NASA saw heavy rain in Typhoon Krosa before it hit wind shear

Nov 04, 2013 by Rob Gutro
On Nov. 1, NASA's TRMM satellite found precipitation falling at a rate of about 116 mm/ 4.5 inches per hour in strong convective storms near Krosa's center. Credit: NASA/SSAI, Hal Pierce

NASA's TRMM Satellite observed heavy rainfall occurring in Typhoon Krosa before it ran into strong wind shear. On Nov. 1, Krosa was a Typhoon that was threatening Hainan Island, China and Vietnam. By Nov. 4 after moving through the South China Sea, Krosa weakened to a depression.

On November 1, 2013 at 1320 UTC/9:20 a.m. EDT NASA's Tropical Rainfall Measuring Mission or TRMM satellite captured a good look at the rainfall rates occurring in Typhoon Krosa. Krosa had weakened slightly when it passed over the northern Philippines but had started to intensify once it got into the South China Sea. Rainfall data collected by TRMM's Microwave Imager (TMI) and Precipitation Radar (PR) instruments was overlaid on an enhanced infrared image at NASA's Goddard Space Flight Center in Greenbelt, Md. to create a picture of Krosa's . TRMM PR data revealed that rain was falling at a rate of over 116mm/4.5 inches per hour) in Krosa's eye wall. Radar reflectivity values greater than 50 dBZ were found in the same area. A 3-D perspective view on the showed Krosa's vertical structure.

Krosa took its time moving from the northern Philippines east through the South China Sea and made a cyclonic loop that took a couple of days. On Nov. 2 at 05:45 UTC/1:45 a.m. EDT the MODIS instrument aboard NASA's Aqua satellite captured a view of Typhoon Krosa in the South China Sea, when it was still a typhoon and still had an eye. The next day, had taken a toll on the storm and weakened it.

On Nov. 2 at 05:45 UTC/1:45 a.m. EDT the MODIS instrument aboard NASA's Aqua satellite captured this view of Typhoon Krosa in the South China Sea, when it was still a typhoon. Credit: NASA Goddard MODIS Rapid Response Team

By Nov. 4 Krosa was centered over open ocean, southeast of Hainan Island, and about 246 nautical miles south-southwest of Hong Kong, China. Maximum sustained winds had dropped to 25 knots/28.7 mph/46.3 kph and the depression was moving south-southwest at 11 knots/12.6 mph/20.3 kph. Strong wind shear is expected to weaken Krosa even more over the next couple of days. Satellite data on Nov. 5 did not detect any strong convection occurring in the depression.

This video is not supported by your browser at this time.
In this flyby animation of Nov. 1, NASA's TRMM satellite found precipitation falling at a rate of about 116 mm/ 4.5 inches per hour in strong convective storms near Krosa's center. Credit: NASA/SSAI, Hal Pierce
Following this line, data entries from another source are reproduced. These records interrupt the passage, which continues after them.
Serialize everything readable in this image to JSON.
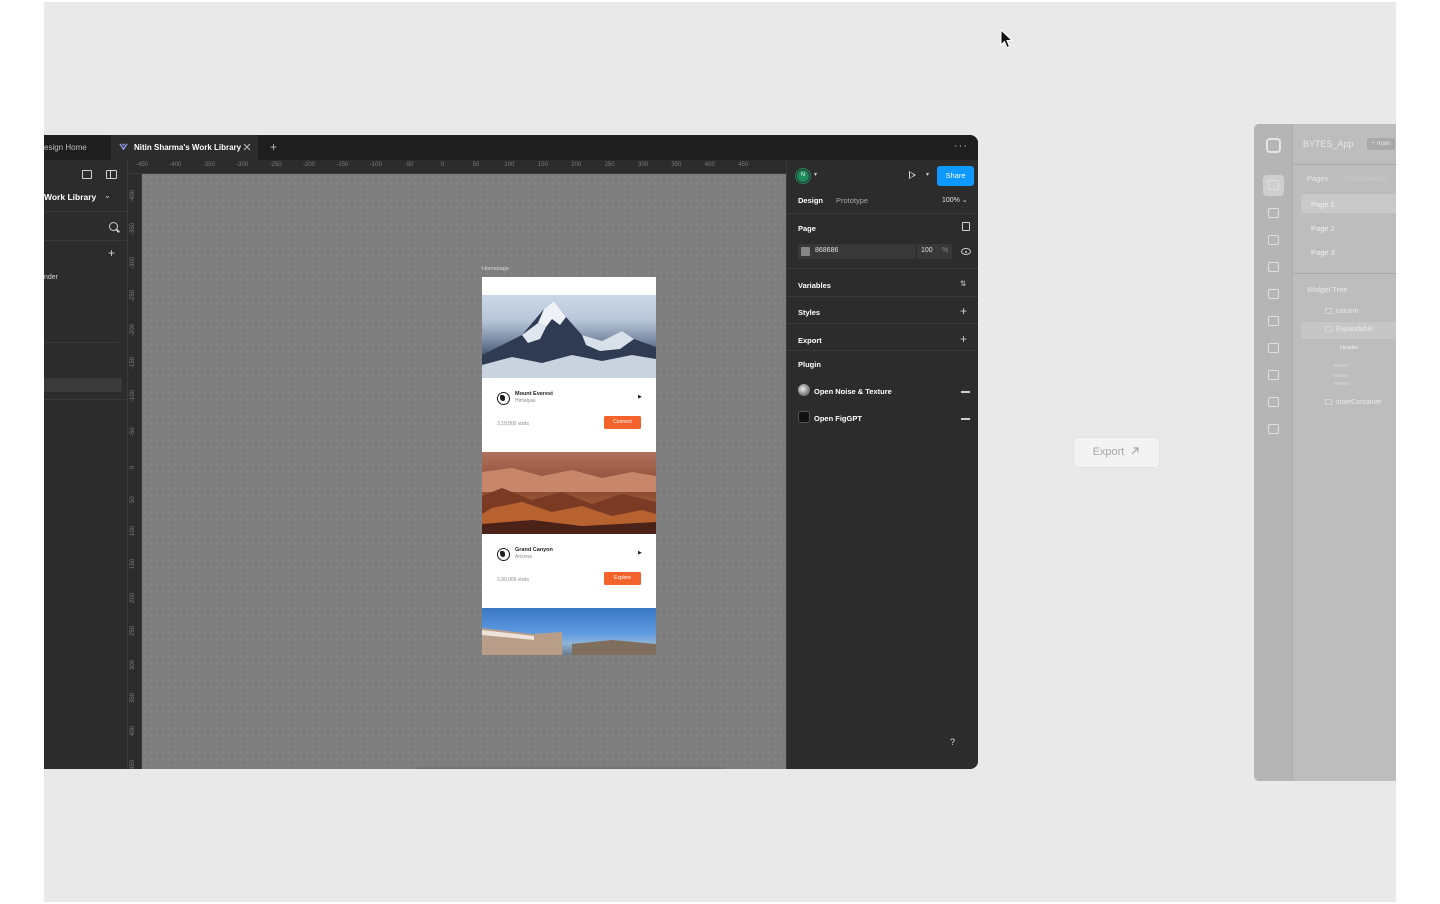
{
  "figma": {
    "tabs": {
      "home_label": "esign Home",
      "library_label": "Nitin Sharma's Work Library"
    },
    "left_panel": {
      "file_title": "Work Library",
      "page_item": "nder"
    },
    "ruler_top": [
      "-450",
      "-400",
      "-350",
      "-300",
      "-250",
      "-200",
      "-150",
      "-100",
      "-50",
      "0",
      "50",
      "100",
      "150",
      "200",
      "250",
      "300",
      "350",
      "400",
      "450"
    ],
    "ruler_left": [
      "-400",
      "-350",
      "-300",
      "-250",
      "-200",
      "-150",
      "-100",
      "-50",
      "0",
      "50",
      "100",
      "150",
      "200",
      "250",
      "300",
      "350",
      "400",
      "450"
    ],
    "canvas": {
      "frame_label": "Homepage",
      "cards": [
        {
          "title": "Mount Everest",
          "subtitle": "Himalyas",
          "visits": "3,19,800 visits",
          "button": "Connect"
        },
        {
          "title": "Grand Canyon",
          "subtitle": "Arizona",
          "visits": "2,90,000 visits",
          "button": "Explore"
        }
      ]
    },
    "right_panel": {
      "avatar_initial": "N",
      "share_label": "Share",
      "tab_design": "Design",
      "tab_prototype": "Prototype",
      "zoom": "100%",
      "page_heading": "Page",
      "page_color_hex": "868686",
      "page_color": "#868686",
      "page_opacity": "100",
      "page_opacity_unit": "%",
      "variables_heading": "Variables",
      "styles_heading": "Styles",
      "export_heading": "Export",
      "plugin_heading": "Plugin",
      "plugins": [
        "Open Noise & Texture",
        "Open FigGPT"
      ],
      "help": "?"
    },
    "accent_color": "#0d99ff"
  },
  "export_button": {
    "label": "Export",
    "icon": "arrow-up-right-icon"
  },
  "flutterflow": {
    "project_title": "BYTES_App",
    "branch": "main",
    "tab_pages": "Pages",
    "tab_components": "Components",
    "pages": [
      "Page 1",
      "Page 2",
      "Page 3"
    ],
    "widget_tree_title": "Widget Tree",
    "nodes": {
      "column": "column",
      "expandable": "Expandable",
      "header": "Header",
      "state_container": "stateContainer"
    }
  },
  "cta_color": "#f2622a"
}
The Joint Typhoon Warning Center issued its final bulletin on the storm on Nov. 4 and forecast Krosa to move in a southwesterly direction where it will make landfall far south of Hue, Vietnam on Nov. 5.
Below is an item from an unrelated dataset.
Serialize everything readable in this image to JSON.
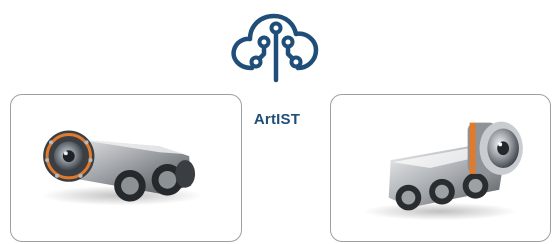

Explore further: Bridgmanite: World's most abundant mineral finally named

add to favorites email to friend print save as pdf

Related Stories

NASA satellite catches a wide-eyed Typhoon Krosa

Nov 01, 2013

Typhoon Krosa became wide-eyed in imagery from NASA's Aqua satellite as the storm moved past the Philippines and into the South China Sea. Krosa re-strengthened after it passed over the northern Philippines ...

NASA sees Tropical Storm Krosa approach the Philippines

Oct 30, 2013

NASA's Terra and Aqua satellites captured visible and infrared data on intensifying Tropical Storm Krosa as it heads for a landfall in the northern Philippines. Krosa is known as "Vinta" in the Philippines.

NASA sees rainfall in Tropical Storm Francisco

Oct 24, 2013

NASA's TRMM satellite flew above the center of Tropical Storm Francisco in the western North Pacific Ocean early on Oct. 24 and data was used to create a 3-D image of the storm's structure.

Recommended for you

Bridgmanite: World's most abundant mineral finally named

14 hours ago

A team of geologists in the U.S. has finally found an analyzable sample of the most abundant mineral in the world allowing them to give it a name: bridgmanite. In their paper published in the journal Science, the te ...

Volcano in south Japan erupts, disrupting flights

20 hours ago

A volcano in southern Japan is blasting out chunks of magma in the first such eruption in 22 years, causing flight cancellations and prompting warnings to stay away from its crater.

User comments : 0

Please sign in to add a comment. Registration is free, and takes less than a minute. Read more

Click here to reset your password.
Sign in to get notified via email when new comments are made.